Traveling toward hope
Three-year-old Maria* and her parents are armed with everything they own – clothes, keepsakes, pots and pans, and wood gathered for cooking. For the past two days, they have traveled seven hours a day on a crowded bus and are now waiting at a bus stop, holding onto their belongings as tightly as they hold onto hope.
It hasn’t been easy leaving their village, but they’ve heard that Kamuzu Central Hospital (KCH) in Lilongwe, Malawi (a country in southeastern Africa) might have a treatment for the leukemia that has poisoned Maria’s body. They are willing to do whatever it takes to bring their daughter home healthy. But first, they have to find a way to get from the bus stop to the hospital with Maria, who is too sick to walk.
Suddenly, a car pulls up and a few doctors jump out. They carry Maria to the car and help her family pile in, their belongings loaded onto their laps.
This isn’t your typical hospital intake, but it’s how things go at KCH’s pediatric oncology ward – a place where treating kids with cancer means caring for their families, earning their trust, and sometimes, picking them up at the bus stop.

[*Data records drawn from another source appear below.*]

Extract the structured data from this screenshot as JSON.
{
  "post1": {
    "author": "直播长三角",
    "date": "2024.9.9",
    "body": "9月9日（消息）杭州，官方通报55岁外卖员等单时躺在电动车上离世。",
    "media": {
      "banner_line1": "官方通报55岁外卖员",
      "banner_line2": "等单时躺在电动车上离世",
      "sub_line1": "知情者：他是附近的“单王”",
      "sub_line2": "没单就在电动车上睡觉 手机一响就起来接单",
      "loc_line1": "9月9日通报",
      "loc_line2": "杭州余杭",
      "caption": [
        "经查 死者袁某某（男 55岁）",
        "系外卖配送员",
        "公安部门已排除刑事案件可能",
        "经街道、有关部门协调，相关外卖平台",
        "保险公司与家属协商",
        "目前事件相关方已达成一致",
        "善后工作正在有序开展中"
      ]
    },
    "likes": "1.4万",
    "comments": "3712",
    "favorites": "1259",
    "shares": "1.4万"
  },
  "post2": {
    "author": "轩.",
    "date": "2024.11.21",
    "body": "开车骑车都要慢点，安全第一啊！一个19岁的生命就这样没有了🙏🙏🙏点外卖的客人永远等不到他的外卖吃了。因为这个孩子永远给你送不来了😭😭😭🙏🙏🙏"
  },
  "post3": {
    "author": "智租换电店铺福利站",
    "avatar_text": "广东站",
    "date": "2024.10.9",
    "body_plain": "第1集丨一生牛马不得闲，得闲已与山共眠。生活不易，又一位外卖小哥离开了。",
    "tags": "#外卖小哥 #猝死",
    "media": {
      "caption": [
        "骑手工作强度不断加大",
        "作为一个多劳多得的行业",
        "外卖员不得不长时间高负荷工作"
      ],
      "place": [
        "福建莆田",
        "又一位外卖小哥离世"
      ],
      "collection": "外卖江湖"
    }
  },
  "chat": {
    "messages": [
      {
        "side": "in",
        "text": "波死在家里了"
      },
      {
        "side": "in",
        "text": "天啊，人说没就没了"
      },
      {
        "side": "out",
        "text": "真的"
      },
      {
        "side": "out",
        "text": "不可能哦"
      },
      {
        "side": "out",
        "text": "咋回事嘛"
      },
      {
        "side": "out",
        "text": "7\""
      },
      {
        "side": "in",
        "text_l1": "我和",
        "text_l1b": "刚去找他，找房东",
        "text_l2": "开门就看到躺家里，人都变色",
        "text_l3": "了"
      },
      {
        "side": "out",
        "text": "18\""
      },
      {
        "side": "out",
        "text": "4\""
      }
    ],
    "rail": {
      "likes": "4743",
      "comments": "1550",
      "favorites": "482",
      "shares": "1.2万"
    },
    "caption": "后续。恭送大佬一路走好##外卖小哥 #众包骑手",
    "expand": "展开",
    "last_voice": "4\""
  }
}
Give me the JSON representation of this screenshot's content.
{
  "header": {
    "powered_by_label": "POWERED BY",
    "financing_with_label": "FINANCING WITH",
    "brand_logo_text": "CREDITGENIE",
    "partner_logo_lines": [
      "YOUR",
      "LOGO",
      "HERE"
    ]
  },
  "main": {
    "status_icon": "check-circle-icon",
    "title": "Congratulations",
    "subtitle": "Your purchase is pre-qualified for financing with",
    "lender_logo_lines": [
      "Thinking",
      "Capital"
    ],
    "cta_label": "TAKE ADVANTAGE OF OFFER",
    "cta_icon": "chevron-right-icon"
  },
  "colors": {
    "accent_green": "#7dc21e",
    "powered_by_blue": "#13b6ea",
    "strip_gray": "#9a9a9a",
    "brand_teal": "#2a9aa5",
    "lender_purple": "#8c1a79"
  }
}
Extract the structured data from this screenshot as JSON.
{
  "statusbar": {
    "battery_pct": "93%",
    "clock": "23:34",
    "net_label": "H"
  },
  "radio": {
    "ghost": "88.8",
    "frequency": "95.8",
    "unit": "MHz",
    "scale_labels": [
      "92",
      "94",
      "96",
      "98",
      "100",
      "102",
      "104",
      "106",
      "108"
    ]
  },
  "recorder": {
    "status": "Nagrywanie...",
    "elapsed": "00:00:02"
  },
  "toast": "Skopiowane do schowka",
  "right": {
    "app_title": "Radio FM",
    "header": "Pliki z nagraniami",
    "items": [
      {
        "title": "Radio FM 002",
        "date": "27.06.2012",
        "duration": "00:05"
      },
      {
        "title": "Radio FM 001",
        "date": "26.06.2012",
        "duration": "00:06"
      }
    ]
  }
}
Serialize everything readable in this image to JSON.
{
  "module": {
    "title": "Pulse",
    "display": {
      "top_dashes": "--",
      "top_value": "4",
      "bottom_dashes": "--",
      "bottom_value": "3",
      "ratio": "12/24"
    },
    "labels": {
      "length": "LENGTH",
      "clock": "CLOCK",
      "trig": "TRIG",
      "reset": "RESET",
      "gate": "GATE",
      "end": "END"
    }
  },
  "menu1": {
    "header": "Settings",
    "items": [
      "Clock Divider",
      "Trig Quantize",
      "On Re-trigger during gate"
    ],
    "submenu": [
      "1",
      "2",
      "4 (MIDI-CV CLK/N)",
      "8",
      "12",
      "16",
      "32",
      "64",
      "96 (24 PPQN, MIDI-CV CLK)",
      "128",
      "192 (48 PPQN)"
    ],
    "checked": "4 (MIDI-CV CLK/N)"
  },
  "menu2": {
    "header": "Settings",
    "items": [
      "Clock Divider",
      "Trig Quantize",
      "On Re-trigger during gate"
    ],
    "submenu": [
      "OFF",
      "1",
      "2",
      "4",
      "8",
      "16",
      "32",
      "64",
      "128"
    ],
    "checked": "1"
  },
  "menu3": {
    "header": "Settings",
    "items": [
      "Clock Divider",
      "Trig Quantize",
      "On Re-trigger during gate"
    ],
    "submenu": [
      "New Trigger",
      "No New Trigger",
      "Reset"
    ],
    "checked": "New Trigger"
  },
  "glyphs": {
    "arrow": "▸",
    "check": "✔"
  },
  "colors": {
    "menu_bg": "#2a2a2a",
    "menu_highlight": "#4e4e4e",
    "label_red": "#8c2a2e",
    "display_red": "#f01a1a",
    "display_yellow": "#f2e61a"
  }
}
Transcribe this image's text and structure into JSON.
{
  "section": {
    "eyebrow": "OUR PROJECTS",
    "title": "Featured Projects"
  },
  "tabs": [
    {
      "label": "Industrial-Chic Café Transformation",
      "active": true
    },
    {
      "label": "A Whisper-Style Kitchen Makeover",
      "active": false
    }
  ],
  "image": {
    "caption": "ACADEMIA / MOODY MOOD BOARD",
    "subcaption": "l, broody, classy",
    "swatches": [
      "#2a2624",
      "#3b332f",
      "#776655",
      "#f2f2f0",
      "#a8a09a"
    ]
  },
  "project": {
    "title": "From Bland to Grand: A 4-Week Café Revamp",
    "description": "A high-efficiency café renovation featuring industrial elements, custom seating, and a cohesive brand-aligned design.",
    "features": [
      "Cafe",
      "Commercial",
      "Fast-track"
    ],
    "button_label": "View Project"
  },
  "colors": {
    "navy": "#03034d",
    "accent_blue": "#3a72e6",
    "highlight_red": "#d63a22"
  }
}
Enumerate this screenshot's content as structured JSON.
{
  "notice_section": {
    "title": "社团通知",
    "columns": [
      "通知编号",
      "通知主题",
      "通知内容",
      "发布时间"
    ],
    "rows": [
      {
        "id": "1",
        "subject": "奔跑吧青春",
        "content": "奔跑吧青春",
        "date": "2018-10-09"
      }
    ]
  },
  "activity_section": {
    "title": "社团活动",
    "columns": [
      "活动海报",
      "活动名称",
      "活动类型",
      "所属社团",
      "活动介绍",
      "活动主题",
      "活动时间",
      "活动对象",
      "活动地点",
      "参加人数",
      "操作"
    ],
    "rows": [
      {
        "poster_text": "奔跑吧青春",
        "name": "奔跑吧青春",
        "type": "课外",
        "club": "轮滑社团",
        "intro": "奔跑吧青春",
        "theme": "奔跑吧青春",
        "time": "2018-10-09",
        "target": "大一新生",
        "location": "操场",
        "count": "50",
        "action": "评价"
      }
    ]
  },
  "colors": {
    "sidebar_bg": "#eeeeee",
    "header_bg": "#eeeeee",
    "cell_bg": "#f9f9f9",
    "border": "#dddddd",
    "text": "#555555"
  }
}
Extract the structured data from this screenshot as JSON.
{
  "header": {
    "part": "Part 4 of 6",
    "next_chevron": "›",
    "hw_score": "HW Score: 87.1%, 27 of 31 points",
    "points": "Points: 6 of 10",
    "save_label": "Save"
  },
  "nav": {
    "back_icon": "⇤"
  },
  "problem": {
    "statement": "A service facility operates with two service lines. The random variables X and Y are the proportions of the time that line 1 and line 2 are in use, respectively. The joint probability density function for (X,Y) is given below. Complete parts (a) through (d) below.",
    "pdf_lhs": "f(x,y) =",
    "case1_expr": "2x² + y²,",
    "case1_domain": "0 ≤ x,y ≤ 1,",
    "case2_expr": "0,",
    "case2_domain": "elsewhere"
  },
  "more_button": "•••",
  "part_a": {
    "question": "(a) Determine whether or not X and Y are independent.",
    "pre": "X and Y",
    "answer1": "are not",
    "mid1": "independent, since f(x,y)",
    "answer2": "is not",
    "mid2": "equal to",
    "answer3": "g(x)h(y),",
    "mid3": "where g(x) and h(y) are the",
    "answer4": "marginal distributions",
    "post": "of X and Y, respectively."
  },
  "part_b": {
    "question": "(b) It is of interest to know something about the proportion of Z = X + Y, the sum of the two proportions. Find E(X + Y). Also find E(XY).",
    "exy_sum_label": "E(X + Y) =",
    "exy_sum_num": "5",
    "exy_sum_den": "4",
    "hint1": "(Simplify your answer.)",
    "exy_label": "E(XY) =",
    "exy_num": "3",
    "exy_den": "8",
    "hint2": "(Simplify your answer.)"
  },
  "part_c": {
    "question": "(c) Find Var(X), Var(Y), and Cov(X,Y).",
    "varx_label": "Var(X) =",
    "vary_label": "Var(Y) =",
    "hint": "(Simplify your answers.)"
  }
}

On the ground
KCH’s oncology ward runs in large part thanks to the Baylor International Pediatric Aids Initiative (BIPAI), an integral player in the global fight against pediatric HIV/AIDS, founded in the late 1990s. Since then, BIPAI has built on the foundation of their HIV/AIDS work to expand care to include treating malnutrition, tuberculosis, and maternal and pediatric health concerns in underserved areas all around the world – including oncology and hematology at KCH’s pediatric ward in Lilongwe.
Patients often travel far distances to receive care at KCH, and those going through cancer treatment might be admitted for several months. Unlike hospitals in resource-rich countries like the United States, there are no extra beds or family care facilities to house parents and siblings. Often, there aren’t even enough beds for every patient.
“The reality of a hospital in a place like Malawi is just ... it’s tough,” says Dr. Stephen Martin, a pediatric oncologist from the United States who began working with BIPAI in Malawi six months ago. “There are two or three patients to a bed. You have patients and families sleeping on the floor…but there are little things that we can do to make huge improvements in both the quality of the facilities and the quality of care that we have to offer them.”